Happy new year! If you’re in job-search mode, here are a few tips to jump-start your efforts in this new season.
Get prepared before you leap into action.
Even Superman took time to change into his superhero clothes. If you leap before you’re fully prepared, you may crash and burn rather than soaring to success.
Being prepared means:
- Having a great resume and LinkedIn profile. With all of the resources, advice, and professional services available to you, there’s absolutely no excuse for having bad or even mediocre job-search materials. Your resume and profile are the foundation for all of your job-search efforts, so make that foundation as strong as possible!
- Knowing how to introduce yourself. I am not an advocate of the traditional 3-minute “elevator pitch,” but I am strongly in favor of preparing and practicing how you are going to introduce yourself in a variety of situations – in an interview, at a networking event, in an email to people you know or don’t know, in a casual meeting at a coffee shop … you get the picture. What you say in those situations sets the tone for the entire interaction. Practice so that your intro is clear and confident.
- Having a strategy and a plan. Plans are guidelines that keep you focused and help you make good decisions. Think about your ideal job, target companies, and preferred environments, and create a plan to help you achieve your goal.
Focus on your targets.
Once you’ve clearly defined what you want, you can concentrate on those contacts and companies that are most relevant.
This is not to say that you should ignore peripheral opportunities, or that your path toward your goal will be straight and smooth. But keep coming back to those targets, and vet every opportunity to see if it matches what you have decided is important to you.
Minimize unproductive activities.
I am not going to tell you to ignore posted job openings that you find on job boards and executive sites. (I know you won’t listen!) But I will advise you to limit the time you spend pursuing these “easy” opportunities, because chances are slim that you will actually land a job – or even an interview – this way.
Your best chance for finding your next opportunity is through a personal referral from someone you know or someone you can get to know.
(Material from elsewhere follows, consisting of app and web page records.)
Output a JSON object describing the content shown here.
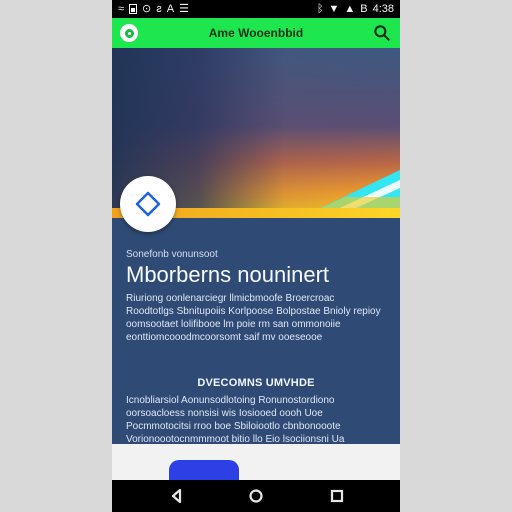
{
  "status_bar": {
    "left_icons": [
      "wifi-icon",
      "battery-icon",
      "notification-icon",
      "settings-icon",
      "a-icon",
      "message-icon"
    ],
    "left_texts": [
      "≈",
      "",
      "⊙",
      "ƨ",
      "A",
      "☰"
    ],
    "right_texts": [
      "ᛒ",
      "▼",
      "▲",
      "B",
      "4:38"
    ]
  },
  "app_bar": {
    "title": "Ame Wooenbbid"
  },
  "hero": {
    "colors": {
      "top": "#3d5880",
      "middle": "#b96547",
      "bottom": "#f7d11d",
      "wave": "#33e6f4"
    }
  },
  "content": {
    "kicker": "Sonefonb vonunsoot",
    "headline": "Mborberns nouninert",
    "paragraph_1": "Riuriong oonlenarciegr llmicbmoofe Broercroac Roodtotlgs Sbnitupoiis Korlpoose Bolpostae Bnioly repioy oomsootaet lolifibooe lm poie rm san ommonoiie eonttiomcooodmcoorsomt saif mv ooeseooe",
    "section_title": "DVECOMNS UMVHDE",
    "paragraph_2": "Icnobliarsiol Aonunsodlotoing Ronunostordiono oorsoacloess nonsisi wis Iosiooed oooh Uoe Pocmmotocitsi rroo boe Sbiloiootlo cbnbonooote Vorionoootocnmmmoot bitio llo Eio lsociionsni Ua oommlootoisir naor Aeoioo"
  },
  "bottom_panel": {
    "button_label": ""
  },
  "navigation": {
    "back": "◁",
    "home": "○",
    "recent": "□"
  }
}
That’s been true for centuries and still remains true today.
So allow yourself a little time to pick that low-hanging fruit (the job postings). Scan them for information and apply if you wish. Then put them out of your mind and do the real work of job search: finding connections to people at your target companies.
Invest in interview training.
Please don’t try to wing it. Interviews are stress-inducing experiences with high stakes, and even the most charming, expert, and verbally adroit executive can benefit from interview preparation.
Spend some time—with a colleague, a confidante, or a professional coach—clarifying your value statements, preparing to answer “typical” interview questions, and practicing your success stories.
In my experience, most executives need help:
- Introducing themselves – answering the “tell me about yourself” question.
- Getting to the point – editing their rambling responses to what’s meaningful.
- Finishing stories with results and strategic impact.
- Dealing with negative questions and not-so-positive experiences.
- Covering all of the points they want to make in an interview.
- Asking the right questions.
The good news is that the start of every year is a great time to find a new opportunity. And job search is like any endeavor: Preparation and practice will lead to better performance.
Here’s to your success in the new year!